What side effects?
When I was a brand-new doctor, medication was magic. I loved how giving a shot of Lasix to a patient drowning from heart failure could make him able to breathe again. Or how a shot of Demerol made furrows of agony from a kidney stone dissolve into relaxed sleep.
So I developed a sort of skepticism when a patient would bring in a list of drug intolerances. Some of these proclaimed “adverse effects” were eye-rollers. One pill took away the ability to read the future. Another pill took away libido. Another pill caused sexual dreams. (“That’s an adverse effect?!” I asked, incredulous.) One guy couldn’t take a pill because it made him feel sluggish, but when we stopped it, it made him jittery. (I thought to myself, “Oh, puh-leasse!”) My other young colleagues and I used the dictum that three or more drug intolerances indicated that the patient was a little nutty.
But, ahh, how age and wisdom change perspective. I myself had to stop taking Lipitor and Crestor because they caused me severe muscle pains. (Adverse effect 1 and 2.) When I had Lyme disease, I popped my doxycycline, just swallowing it, twice daily. “Water is for sissies,” I thought, until I got erosive esophagitis. (Adverse effect 3.)

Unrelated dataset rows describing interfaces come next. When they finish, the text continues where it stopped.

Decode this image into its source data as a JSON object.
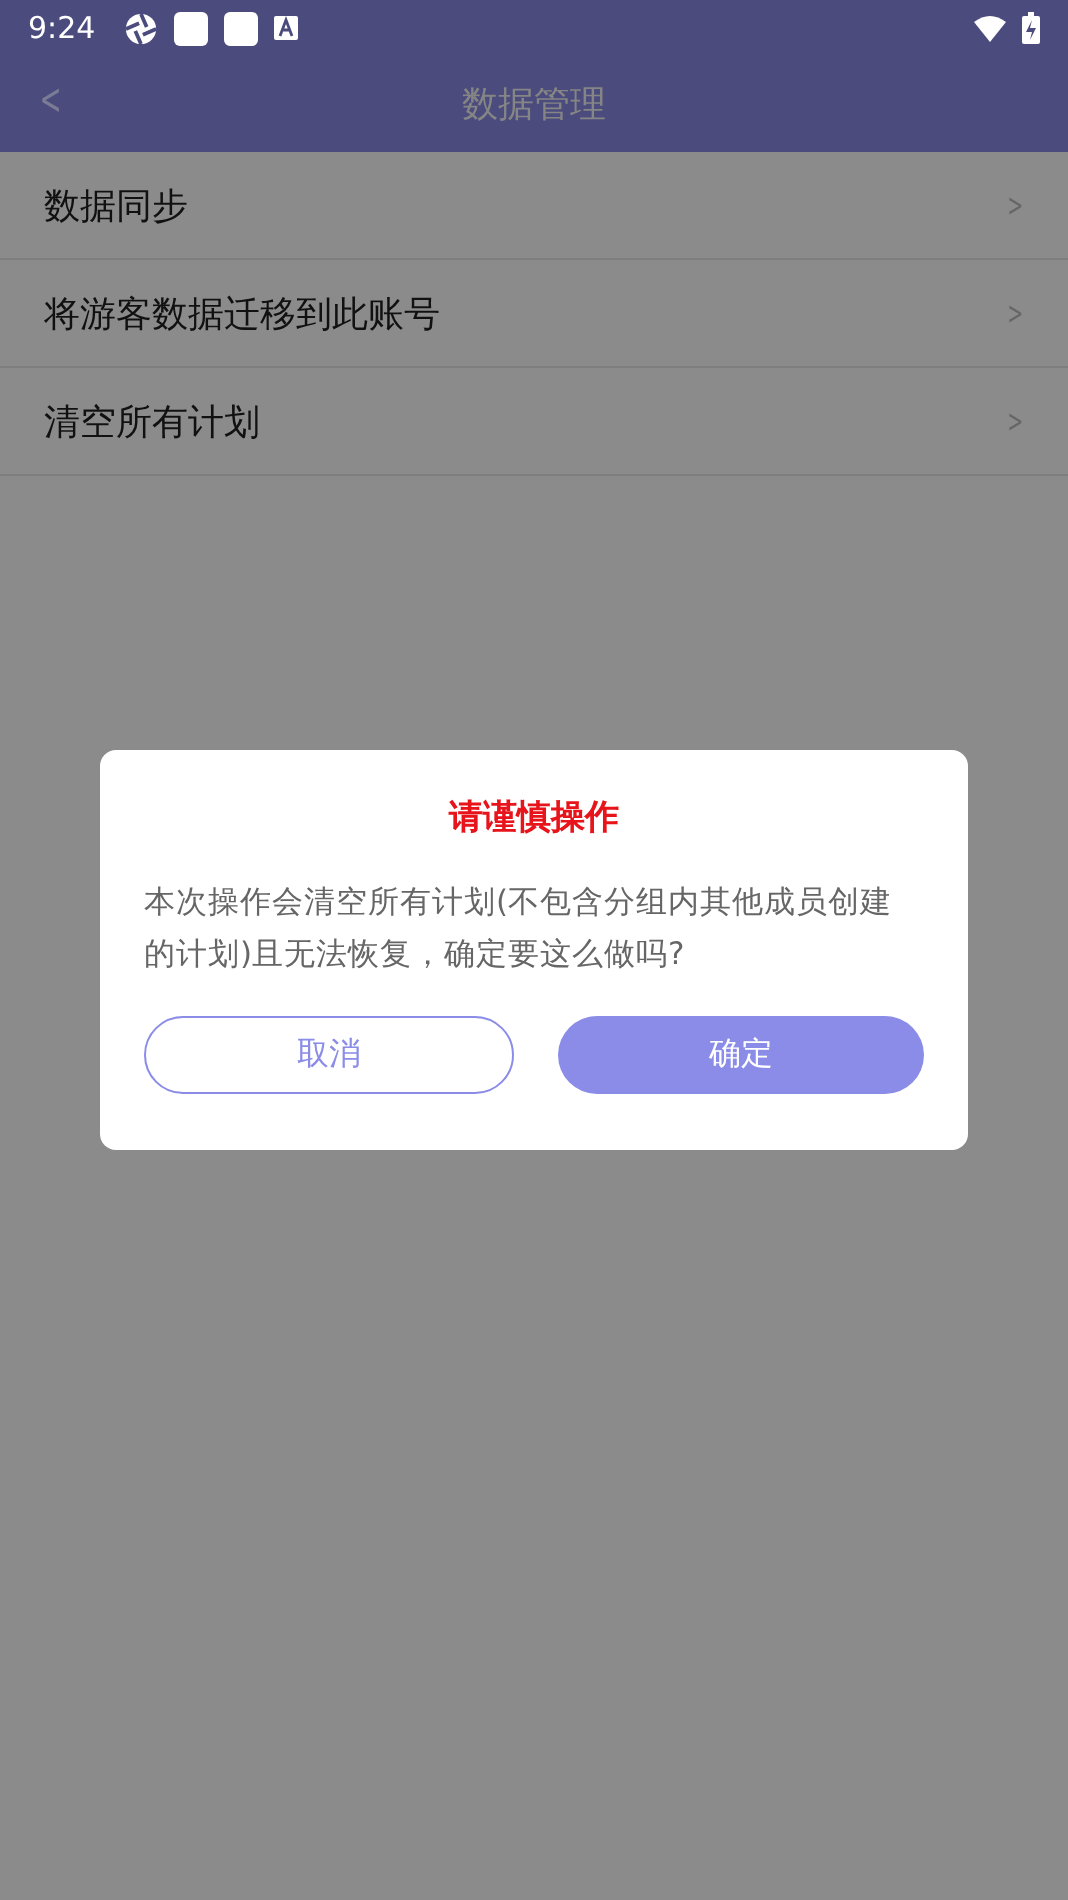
{
  "status_bar": {
    "time": "9:24"
  },
  "header": {
    "back": "<",
    "title": "数据管理"
  },
  "menu": [
    {
      "label": "数据同步",
      "chevron": ">"
    },
    {
      "label": "将游客数据迁移到此账号",
      "chevron": ">"
    },
    {
      "label": "清空所有计划",
      "chevron": ">"
    }
  ],
  "dialog": {
    "title": "请谨慎操作",
    "message": "本次操作会清空所有计划(不包含分组内其他成员创建的计划)且无法恢复，确定要这么做吗?",
    "buttons": [
      {
        "label": "取消",
        "kind": "outline"
      },
      {
        "label": "确定",
        "kind": "filled"
      }
    ]
  }
}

I had put myself on propranolol to prevent my migraines a few years ago, but it made me feel sluggish. (Adverse effect 4.) So I stopped the medication. Because propranolol blocks adrenaline’s effect, it is supposed to be discontinued gradually to prevent the rebound “fight-or-flight” reaction. But weaning is for sissies, I thought, so I just stopped it, cold turkey. The next day, I was making a pretty routine phone call when I became so nervous that I felt I couldn’t breathe, my heart was pounding; I had had a panic attack. The same med that made me sluggish, made me jittery (hmmmm).
Of course, my migraines came back. I read that Paxil, an SSRI antidepressant can prevent migraines without the sedating effect of some other anti-migraine meds. Sure enough, my migraines went away. But so did a lot of emotions. I was super, super chill, which was cool. But certain things I just didn’t care about. Now, I happened to be married to a smokin’ hot Italian goddess whose charms have been known to make my legs weak. But once Paxil happened, a scantily clad Venus Herself could be giving me the “come here, big boy” with her index finger and I still would have said, “Naaaahh, I’m good.” (Adverse effect 5.) Stopping Paxil is also supposed to be a taper. Not being very smart, of course, I stopped it cold turkey, only to find myself feeling tossed on hurricane-force waves on the mighty sea, even though I was lying on the couch of my living room.
Aside from the awareness that I’m a rather slow learner (which any of my teachers would confirm), I also have grown to respect the medication I prescribe, as well as their side effects. Let’s face it, they work by blocking the normal functioning of a protein the same way that poison does. So last week, a patient came in with a page and a half of side effects to medications that she showed me. I ticked through each drug and side effect. And I nodded knowingly.